The wine grape harvest has begun in the Yakima Valley. Washington has 20 designated wine grape-growing regions known as American Viticultural Areas, or AVAs, and the Yakima Valley AVA was the state's first, established in 1983.
Ste. Michelle Wine Estates, the largest wine producer in Washington, recently announced it has acquired A to Z Wineworks, making it the largest wine producer in Oregon as well.
This Army veteran learned to love wine while stationed in Europe. Now she’s running her own tasting shop in Virginia Beach.
Hoggard was first introduced to wine when the Army stationed her in Belgium in 2001. She noticed that Europeans drank it often and with almost every meal.
I've been thinking about this a lot during the last couple weeks while working on two very different assignments about wine tech companies — one on the brink of collapse, one thriving. The first was about the demise of Pix, which promised to make it easy for people to discover wines they'll enjoy and find out where to buy them.
WebWineWriting contest was launched by a Hungarian wine writer, but the competition is not exclusively about Hungarian wines, the topics are broader, what is more this year a video category was added as well. The award ceremony took place last week (25 August) at Pannonhalma Archabbey Winery in Hungary, within a wine event with 20 estates.

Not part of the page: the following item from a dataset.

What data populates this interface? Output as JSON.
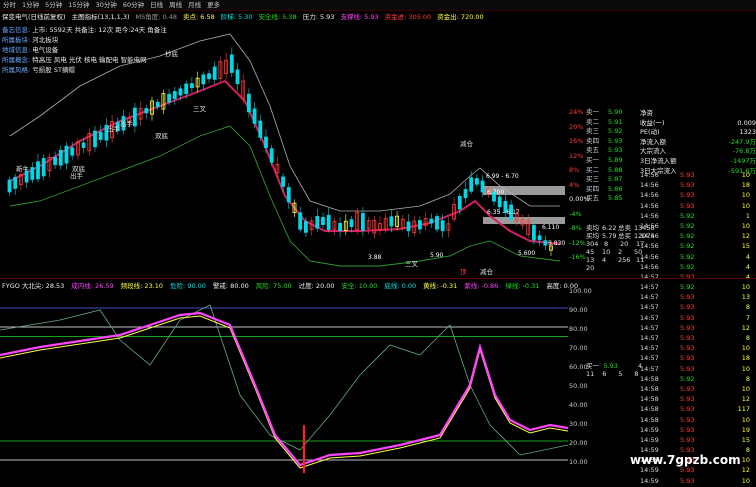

"I love delving into the personalities and history of the people behind the wine, winery, vineyards and/or brand and learning how they became enamored with a career in the industry — whether that be winemaking, winegrowing, winery ownership or management."
To Jennifer English, wine is about place. Each glass tells the story of the land and the environment in which it was grown.
A year ago, a startup launched in Napa that promised to revolutionize online wine sales. It boasted an all-star staff of industry veterans and soon announced partnerships with some of the most reputable wine companies in the world.
In the heart of Dry Creek Valley, on a 23-acre biodynamic vineyard and farm, two tasting rooms sit side by side next to the creek for which the Valley, a mecca for Zinfandel, is known. Welcome to VML and Truett-Hurst, two brands under one company. The outdoors seating here is ample and so relaxing. Tasting pods for up to 6 guests are set in a pleasant courtyard, each with shades and fans. Wind rustles the cottonwood and Russian thistles along the creekbed, mimicking the sound of running water.
By Napa Valley standards, Green Island Vineyard is an ordinary, under-the-radar plot for grape-growing. But the land in south Napa County is suddenly at the center of a heated political debate, with some worried that its fate could jeopardize the future of Napa's wine industry.
During a rare chilly and rainy, late-spring day, a friend and I stopped to taste the highly rated wines at Lula Cellars, a small producer in the cooler and foggier “Deep End” of Anderson Valley in Mendocino County.
Maybe it’s the Italian bloodlines or maybe it’s having spent three years working three years in the sports department of The Winston-Salem (N.C.) Journal.